Though the records contain pictures, copy none of them; repeat exactly the lines from the one with "Decode this image" to the end.
════════════════
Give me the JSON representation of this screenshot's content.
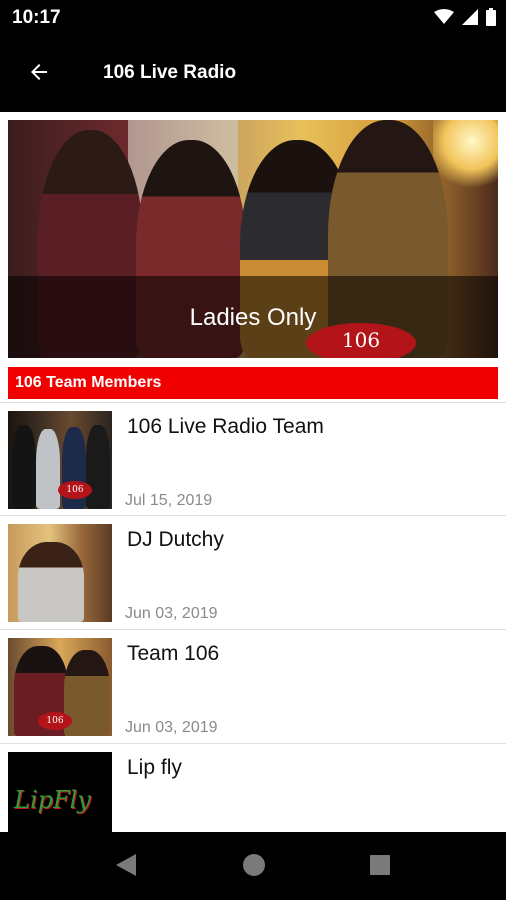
{
  "status_bar": {
    "time": "10:17",
    "icons": [
      "wifi-icon",
      "cellular-signal-icon",
      "battery-icon"
    ]
  },
  "app_bar": {
    "back_icon": "arrow-back-icon",
    "title": "106 Live Radio"
  },
  "banner": {
    "caption": "Ladies Only",
    "logo_text": "106"
  },
  "section": {
    "title": "106 Team Members",
    "color": "#f00000"
  },
  "items": [
    {
      "title": "106 Live Radio Team",
      "date": "Jul 15, 2019",
      "thumb_logo": "106"
    },
    {
      "title": "DJ Dutchy",
      "date": "Jun 03, 2019"
    },
    {
      "title": "Team 106",
      "date": "Jun 03, 2019",
      "thumb_logo": "106"
    },
    {
      "title": "Lip fly",
      "date": "",
      "thumb_logo": "LipFly"
    }
  ],
  "nav_bar": {
    "buttons": [
      "back-triangle-icon",
      "home-circle-icon",
      "recents-square-icon"
    ]
  }
}
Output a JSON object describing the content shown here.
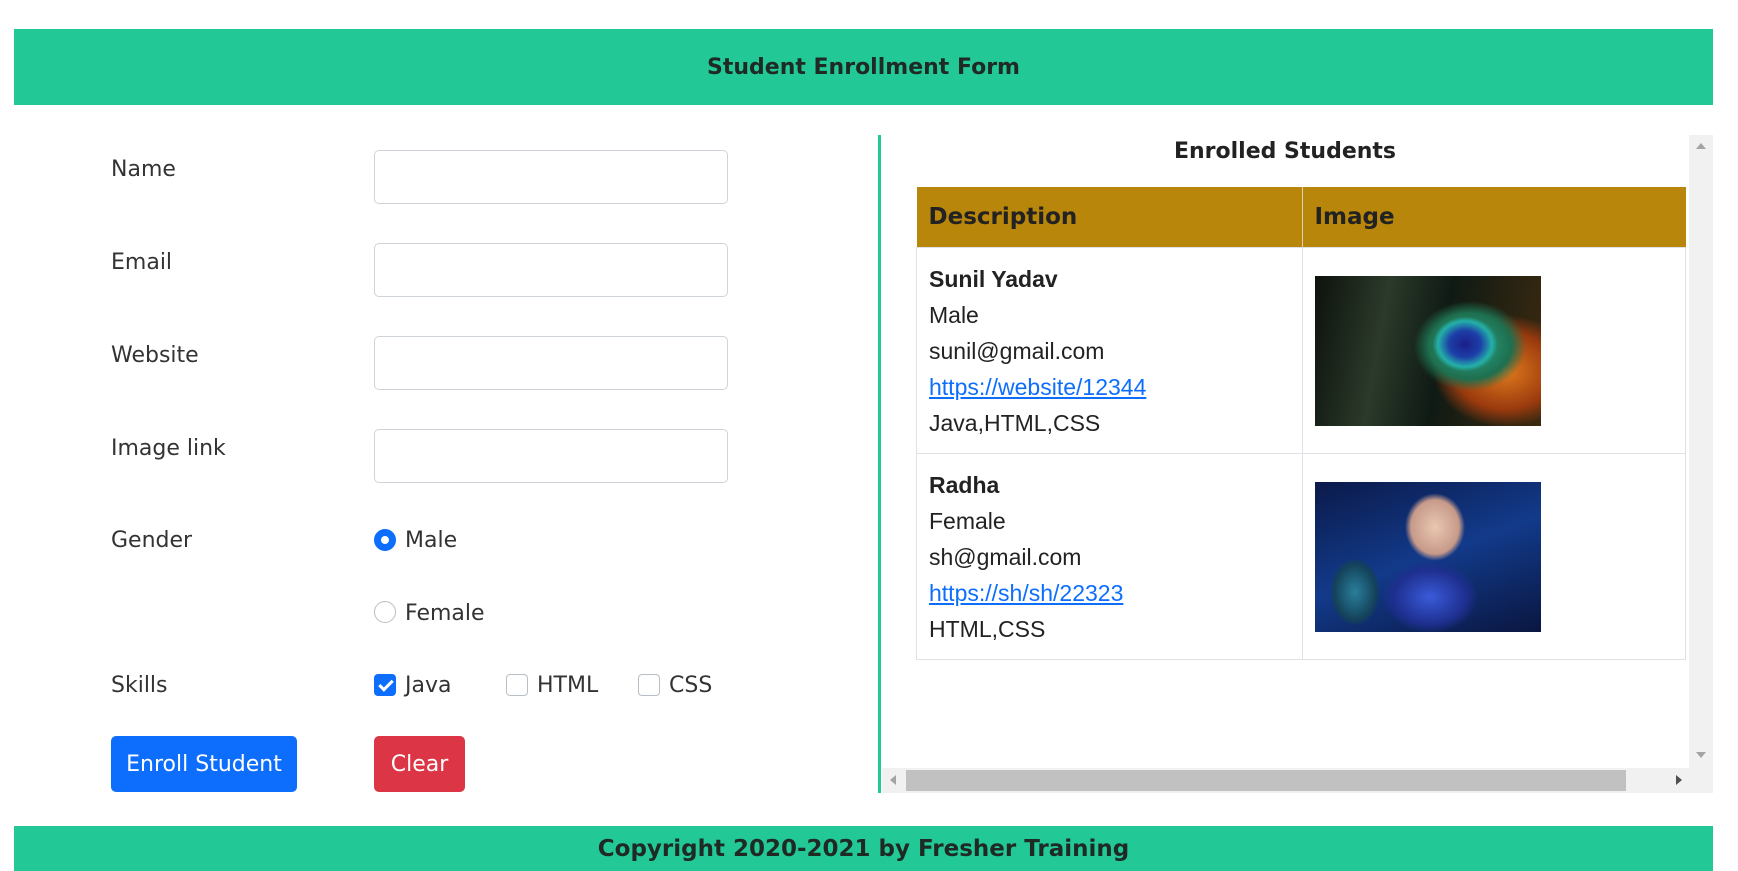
{
  "header": {
    "title": "Student Enrollment Form"
  },
  "form": {
    "name_label": "Name",
    "email_label": "Email",
    "website_label": "Website",
    "image_link_label": "Image link",
    "gender_label": "Gender",
    "gender_options": [
      {
        "label": "Male",
        "checked": true
      },
      {
        "label": "Female",
        "checked": false
      }
    ],
    "skills_label": "Skills",
    "skills_options": [
      {
        "label": "Java",
        "checked": true
      },
      {
        "label": "HTML",
        "checked": false
      },
      {
        "label": "CSS",
        "checked": false
      }
    ],
    "enroll_button": "Enroll Student",
    "clear_button": "Clear"
  },
  "enrolled": {
    "title": "Enrolled Students",
    "columns": [
      "Description",
      "Image"
    ],
    "rows": [
      {
        "name": "Sunil Yadav",
        "gender": "Male",
        "email": "sunil@gmail.com",
        "website": "https://website/12344",
        "skills": "Java,HTML,CSS"
      },
      {
        "name": "Radha",
        "gender": "Female",
        "email": "sh@gmail.com",
        "website": "https://sh/sh/22323",
        "skills": "HTML,CSS"
      }
    ]
  },
  "footer": {
    "text": "Copyright 2020-2021 by Fresher Training"
  },
  "colors": {
    "header_bg": "#22c997",
    "table_header_bg": "#b8860b",
    "primary": "#0d6efd",
    "danger": "#dc3545"
  }
}
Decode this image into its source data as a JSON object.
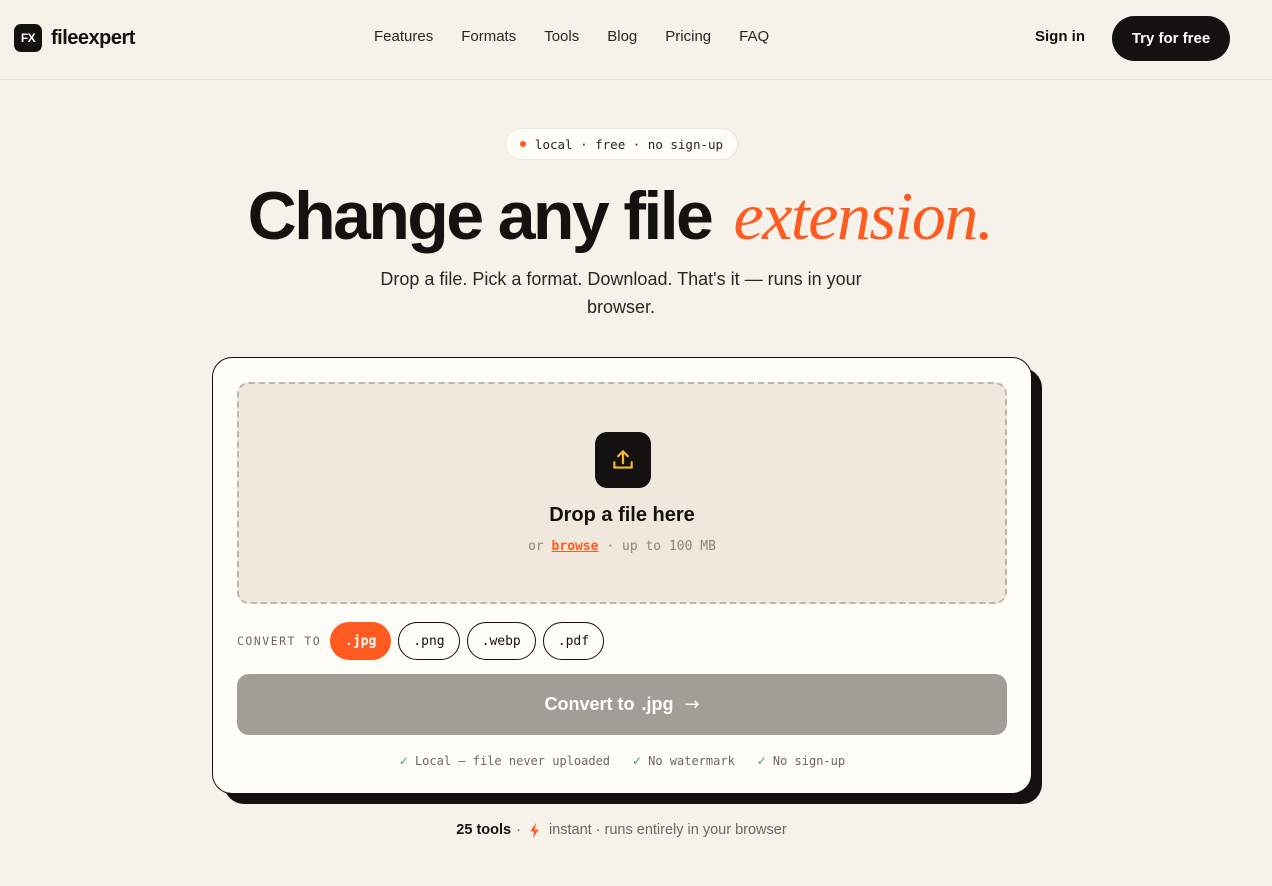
{
  "brand": {
    "logo_mark": "FX",
    "name": "fileexpert"
  },
  "nav": {
    "items": [
      "Features",
      "Formats",
      "Tools",
      "Blog",
      "Pricing",
      "FAQ"
    ]
  },
  "header": {
    "signin": "Sign in",
    "try": "Try for free"
  },
  "hero": {
    "pill": "local · free · no sign-up",
    "title_main": "Change any file",
    "title_accent": "extension.",
    "subtitle": "Drop a file. Pick a format. Download. That's it — runs in your browser."
  },
  "dropzone": {
    "icon": "upload-icon",
    "title": "Drop a file here",
    "or": "or",
    "browse": "browse",
    "limit": "· up to 100 MB"
  },
  "convert": {
    "label": "CONVERT TO",
    "formats": [
      ".jpg",
      ".png",
      ".webp",
      ".pdf"
    ],
    "selected": ".jpg",
    "button_prefix": "Convert to",
    "button_format": ".jpg",
    "button_arrow": "→"
  },
  "checks": [
    "Local — file never uploaded",
    "No watermark",
    "No sign-up"
  ],
  "footer": {
    "count": "25 tools",
    "sep": "·",
    "rest": "instant · runs entirely in your browser"
  },
  "colors": {
    "accent": "#ff5a1f",
    "ink": "#141210",
    "background": "#f6f2ea",
    "check": "#4f9c6b"
  }
}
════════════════
Response to this task =
Decode this image into its source data as a JSON object.
{
  "brand": {
    "logo_mark": "FX",
    "name": "fileexpert"
  },
  "nav": {
    "items": [
      "Features",
      "Formats",
      "Tools",
      "Blog",
      "Pricing",
      "FAQ"
    ]
  },
  "header": {
    "signin": "Sign in",
    "try": "Try for free"
  },
  "hero": {
    "pill": "local · free · no sign-up",
    "title_main": "Change any file",
    "title_accent": "extension.",
    "subtitle": "Drop a file. Pick a format. Download. That's it — runs in your browser."
  },
  "dropzone": {
    "icon": "upload-icon",
    "title": "Drop a file here",
    "or": "or",
    "browse": "browse",
    "limit": "· up to 100 MB"
  },
  "convert": {
    "label": "CONVERT TO",
    "formats": [
      ".jpg",
      ".png",
      ".webp",
      ".pdf"
    ],
    "selected": ".jpg",
    "button_prefix": "Convert to",
    "button_format": ".jpg",
    "button_arrow": "→"
  },
  "checks": [
    "Local — file never uploaded",
    "No watermark",
    "No sign-up"
  ],
  "footer": {
    "count": "25 tools",
    "sep": "·",
    "rest": "instant · runs entirely in your browser"
  },
  "colors": {
    "accent": "#ff5a1f",
    "ink": "#141210",
    "background": "#f6f2ea",
    "check": "#4f9c6b"
  }
}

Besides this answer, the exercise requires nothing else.